If it weren't possible to prevent a woman from going into preterm labour, a decision would need to be made around how the baby should be born. Most women would go on to deliver vaginally, but if there was infection or bleeding, then some babies may need to be delivered quickly by caesarean section. A high proportion of breech babies are also delivered by caesarean section if a woman labours prematurely.

In recent years, many women labouring very prematurely (before 32 weeks) have been given a short infusion of magnesium sulphate to protect the baby’s brain. Studies suggest that there is some benefit in giving magnesium sulphate to women labouring at 32 to 34 weeks, so this may be discussed with you. Medical staff may refer to this treatment as neuroprotection. Magnesium sulphate has been widely used to treat women with pre-eclampsia and it is a safe drug when it is administered in a hospital setting.

There is also a lot of research being undertaken that will help us better understand when to use the treatments that we currently have, and to look at other drugs, particularly anti-oxidants, that might be given to a woman in premature labour to protect baby or to help baby cope. There are also studies underway to assess new treatments that could prevent preterm birth, but we are still years away from having any completely effective ways of preventing preterm birth entirely.

One exciting new development, however, is that hospitals in larger countries are setting up Premature Birth Clinics. These clinics have been established to provide women with an expert assessment and to explain the risks and treatments available.

So far in New Zealand, only National Women’s in Auckland has a well-established clinic, but referrals are accepted from LMCs across the country. These clinics are likely to be a very cost-effective solution and hopefully, with time, all of New Zealand’s larger hospitals will be able to offer a Premature Birth Clinic to parents facing the early arrival of their precious babies.

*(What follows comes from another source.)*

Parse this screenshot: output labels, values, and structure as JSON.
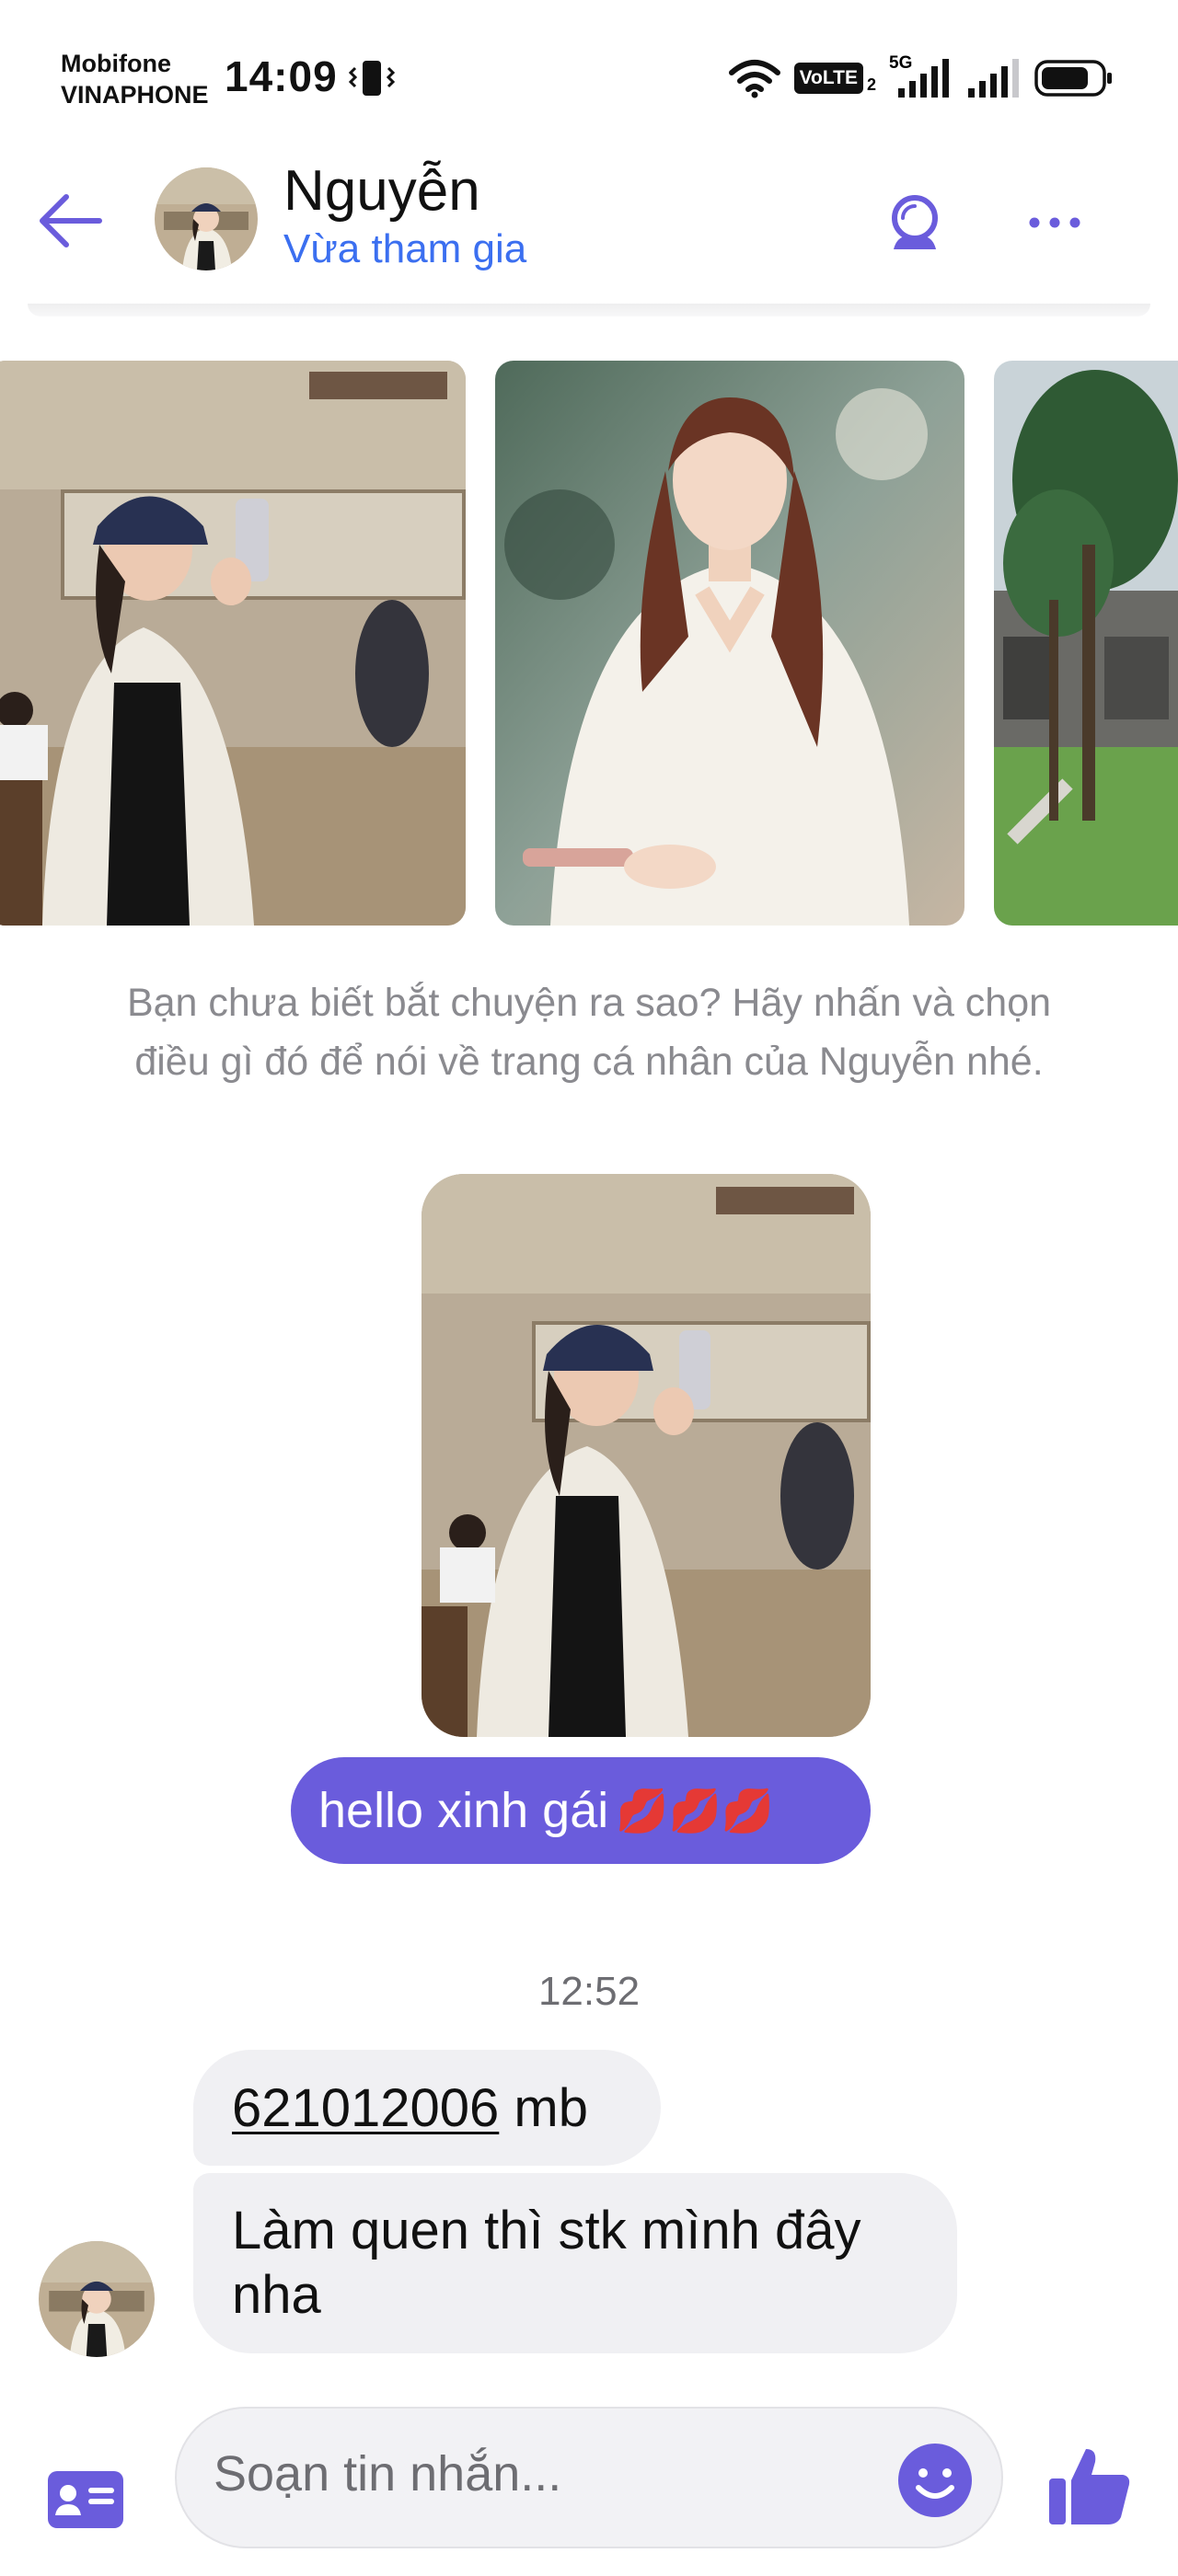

Martin Sowter (BSc MB ChB MD FRCOG FRANZCOG) is a part-time specialist at Auckland City Hospital in the fertility and menstrual disorders clinics. He also works privately as part of the specialist team at The Auckland Obstetric Centre. Over the last six years he has also been a regular visitor to the Cook Islands under the auspices of NZAID, helping the local specialists with gynaecological surgery. Martin is married to Alison, an eye surgeon, and has two daughters.